Quote the entries word for word. Omit the pictures.

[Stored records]
--- START ---

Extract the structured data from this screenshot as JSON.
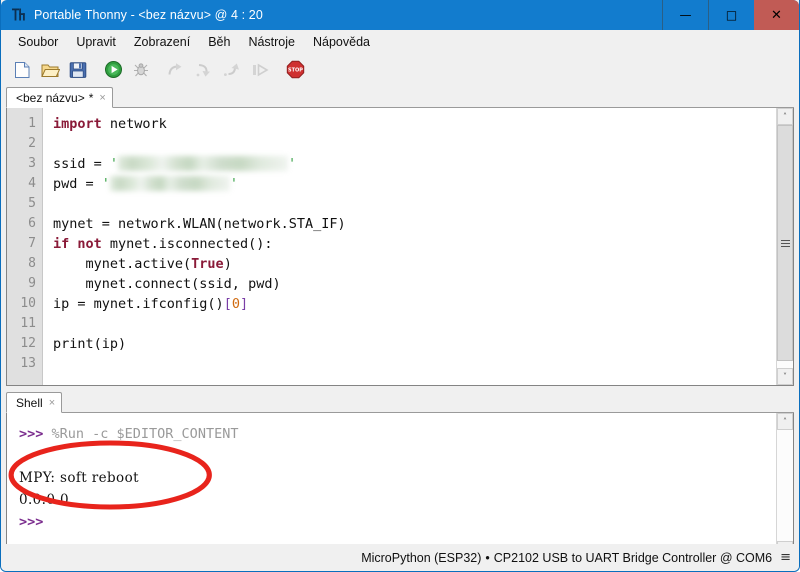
{
  "window": {
    "app_icon": "thonny-logo-icon",
    "title": "Portable Thonny  -  <bez názvu> @ 4 : 20",
    "buttons": {
      "minimize": "—",
      "maximize": "□",
      "close": "✕"
    }
  },
  "menubar": {
    "items": [
      {
        "label": "Soubor"
      },
      {
        "label": "Upravit"
      },
      {
        "label": "Zobrazení"
      },
      {
        "label": "Běh"
      },
      {
        "label": "Nástroje"
      },
      {
        "label": "Nápověda"
      }
    ]
  },
  "toolbar": {
    "items": [
      {
        "name": "new-file-icon",
        "title": "Nový"
      },
      {
        "name": "open-file-icon",
        "title": "Otevřít"
      },
      {
        "name": "save-file-icon",
        "title": "Uložit"
      },
      {
        "name": "run-icon",
        "title": "Spustit"
      },
      {
        "name": "debug-icon",
        "title": "Ladit"
      },
      {
        "name": "step-over-icon",
        "title": "Krok přes"
      },
      {
        "name": "step-into-icon",
        "title": "Krok do"
      },
      {
        "name": "step-out-icon",
        "title": "Krok ven"
      },
      {
        "name": "resume-icon",
        "title": "Pokračovat"
      },
      {
        "name": "stop-icon",
        "title": "Stop"
      }
    ]
  },
  "editor": {
    "tab": {
      "label": "<bez názvu>",
      "modified_marker": "*",
      "close_glyph": "×"
    },
    "line_numbers": [
      "1",
      "2",
      "3",
      "4",
      "5",
      "6",
      "7",
      "8",
      "9",
      "10",
      "11",
      "12",
      "13"
    ],
    "code_lines": [
      {
        "n": 1,
        "tokens": [
          {
            "t": "import",
            "c": "kw"
          },
          {
            "t": " network",
            "c": ""
          }
        ]
      },
      {
        "n": 2,
        "tokens": []
      },
      {
        "n": 3,
        "tokens": [
          {
            "t": "ssid = ",
            "c": ""
          },
          {
            "t": "'",
            "c": "str"
          },
          {
            "t": "REDACTED_SSID",
            "c": "redact-1"
          },
          {
            "t": "'",
            "c": "str"
          }
        ]
      },
      {
        "n": 4,
        "tokens": [
          {
            "t": "pwd = ",
            "c": ""
          },
          {
            "t": "'",
            "c": "str"
          },
          {
            "t": "REDACTED_PWD",
            "c": "redact-2"
          },
          {
            "t": "'",
            "c": "str"
          }
        ]
      },
      {
        "n": 5,
        "tokens": []
      },
      {
        "n": 6,
        "tokens": [
          {
            "t": "mynet = network.WLAN(network.STA_IF)",
            "c": ""
          }
        ]
      },
      {
        "n": 7,
        "tokens": [
          {
            "t": "if",
            "c": "kw"
          },
          {
            "t": " ",
            "c": ""
          },
          {
            "t": "not",
            "c": "kw"
          },
          {
            "t": " mynet.isconnected():",
            "c": ""
          }
        ]
      },
      {
        "n": 8,
        "tokens": [
          {
            "t": "    mynet.active(",
            "c": ""
          },
          {
            "t": "True",
            "c": "kw"
          },
          {
            "t": ")",
            "c": ""
          }
        ]
      },
      {
        "n": 9,
        "tokens": [
          {
            "t": "    mynet.connect(ssid, pwd)",
            "c": ""
          }
        ]
      },
      {
        "n": 10,
        "tokens": [
          {
            "t": "ip = mynet.ifconfig()",
            "c": ""
          },
          {
            "t": "[",
            "c": "brk"
          },
          {
            "t": "0",
            "c": "num"
          },
          {
            "t": "]",
            "c": "brk"
          }
        ]
      },
      {
        "n": 11,
        "tokens": []
      },
      {
        "n": 12,
        "tokens": [
          {
            "t": "print(ip)",
            "c": ""
          }
        ]
      },
      {
        "n": 13,
        "tokens": []
      }
    ],
    "scrollbar": {
      "up_glyph": "˄",
      "down_glyph": "˅"
    }
  },
  "shell": {
    "tab": {
      "label": "Shell",
      "close_glyph": "×"
    },
    "lines": [
      {
        "prompt": ">>> ",
        "text": "%Run -c $EDITOR_CONTENT",
        "style": "dim"
      },
      {
        "prompt": "",
        "text": "",
        "style": ""
      },
      {
        "prompt": "",
        "text": "MPY: soft reboot",
        "style": "output"
      },
      {
        "prompt": "",
        "text": "0.0.0.0",
        "style": "output"
      },
      {
        "prompt": ">>>",
        "text": "",
        "style": ""
      }
    ],
    "scrollbar": {
      "up_glyph": "˄",
      "down_glyph": "˅"
    },
    "annotation": {
      "name": "red-ellipse-highlight",
      "color": "#e8241c"
    }
  },
  "statusbar": {
    "interpreter": "MicroPython (ESP32)",
    "separator": "•",
    "device": "CP2102 USB to UART Bridge Controller @ COM6",
    "menu_glyph": "≡"
  },
  "colors": {
    "titlebar": "#127cce",
    "close_button": "#c15b55",
    "keyword": "#8a1a38",
    "string": "#2e9e3e",
    "prompt": "#7b2d8e",
    "annotation": "#e8241c"
  }
}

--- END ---

:: Answer ::
Extract the structured data from this screenshot as JSON.
{
  "window": {
    "app_icon": "thonny-logo-icon",
    "title": "Portable Thonny  -  <bez názvu> @ 4 : 20",
    "buttons": {
      "minimize": "—",
      "maximize": "□",
      "close": "✕"
    }
  },
  "menubar": {
    "items": [
      {
        "label": "Soubor"
      },
      {
        "label": "Upravit"
      },
      {
        "label": "Zobrazení"
      },
      {
        "label": "Běh"
      },
      {
        "label": "Nástroje"
      },
      {
        "label": "Nápověda"
      }
    ]
  },
  "toolbar": {
    "items": [
      {
        "name": "new-file-icon",
        "title": "Nový"
      },
      {
        "name": "open-file-icon",
        "title": "Otevřít"
      },
      {
        "name": "save-file-icon",
        "title": "Uložit"
      },
      {
        "name": "run-icon",
        "title": "Spustit"
      },
      {
        "name": "debug-icon",
        "title": "Ladit"
      },
      {
        "name": "step-over-icon",
        "title": "Krok přes"
      },
      {
        "name": "step-into-icon",
        "title": "Krok do"
      },
      {
        "name": "step-out-icon",
        "title": "Krok ven"
      },
      {
        "name": "resume-icon",
        "title": "Pokračovat"
      },
      {
        "name": "stop-icon",
        "title": "Stop"
      }
    ]
  },
  "editor": {
    "tab": {
      "label": "<bez názvu>",
      "modified_marker": "*",
      "close_glyph": "×"
    },
    "line_numbers": [
      "1",
      "2",
      "3",
      "4",
      "5",
      "6",
      "7",
      "8",
      "9",
      "10",
      "11",
      "12",
      "13"
    ],
    "code_lines": [
      {
        "n": 1,
        "tokens": [
          {
            "t": "import",
            "c": "kw"
          },
          {
            "t": " network",
            "c": ""
          }
        ]
      },
      {
        "n": 2,
        "tokens": []
      },
      {
        "n": 3,
        "tokens": [
          {
            "t": "ssid = ",
            "c": ""
          },
          {
            "t": "'",
            "c": "str"
          },
          {
            "t": "REDACTED_SSID",
            "c": "redact-1"
          },
          {
            "t": "'",
            "c": "str"
          }
        ]
      },
      {
        "n": 4,
        "tokens": [
          {
            "t": "pwd = ",
            "c": ""
          },
          {
            "t": "'",
            "c": "str"
          },
          {
            "t": "REDACTED_PWD",
            "c": "redact-2"
          },
          {
            "t": "'",
            "c": "str"
          }
        ]
      },
      {
        "n": 5,
        "tokens": []
      },
      {
        "n": 6,
        "tokens": [
          {
            "t": "mynet = network.WLAN(network.STA_IF)",
            "c": ""
          }
        ]
      },
      {
        "n": 7,
        "tokens": [
          {
            "t": "if",
            "c": "kw"
          },
          {
            "t": " ",
            "c": ""
          },
          {
            "t": "not",
            "c": "kw"
          },
          {
            "t": " mynet.isconnected():",
            "c": ""
          }
        ]
      },
      {
        "n": 8,
        "tokens": [
          {
            "t": "    mynet.active(",
            "c": ""
          },
          {
            "t": "True",
            "c": "kw"
          },
          {
            "t": ")",
            "c": ""
          }
        ]
      },
      {
        "n": 9,
        "tokens": [
          {
            "t": "    mynet.connect(ssid, pwd)",
            "c": ""
          }
        ]
      },
      {
        "n": 10,
        "tokens": [
          {
            "t": "ip = mynet.ifconfig()",
            "c": ""
          },
          {
            "t": "[",
            "c": "brk"
          },
          {
            "t": "0",
            "c": "num"
          },
          {
            "t": "]",
            "c": "brk"
          }
        ]
      },
      {
        "n": 11,
        "tokens": []
      },
      {
        "n": 12,
        "tokens": [
          {
            "t": "print(ip)",
            "c": ""
          }
        ]
      },
      {
        "n": 13,
        "tokens": []
      }
    ],
    "scrollbar": {
      "up_glyph": "˄",
      "down_glyph": "˅"
    }
  },
  "shell": {
    "tab": {
      "label": "Shell",
      "close_glyph": "×"
    },
    "lines": [
      {
        "prompt": ">>> ",
        "text": "%Run -c $EDITOR_CONTENT",
        "style": "dim"
      },
      {
        "prompt": "",
        "text": "",
        "style": ""
      },
      {
        "prompt": "",
        "text": "MPY: soft reboot",
        "style": "output"
      },
      {
        "prompt": "",
        "text": "0.0.0.0",
        "style": "output"
      },
      {
        "prompt": ">>>",
        "text": "",
        "style": ""
      }
    ],
    "scrollbar": {
      "up_glyph": "˄",
      "down_glyph": "˅"
    },
    "annotation": {
      "name": "red-ellipse-highlight",
      "color": "#e8241c"
    }
  },
  "statusbar": {
    "interpreter": "MicroPython (ESP32)",
    "separator": "•",
    "device": "CP2102 USB to UART Bridge Controller @ COM6",
    "menu_glyph": "≡"
  },
  "colors": {
    "titlebar": "#127cce",
    "close_button": "#c15b55",
    "keyword": "#8a1a38",
    "string": "#2e9e3e",
    "prompt": "#7b2d8e",
    "annotation": "#e8241c"
  }
}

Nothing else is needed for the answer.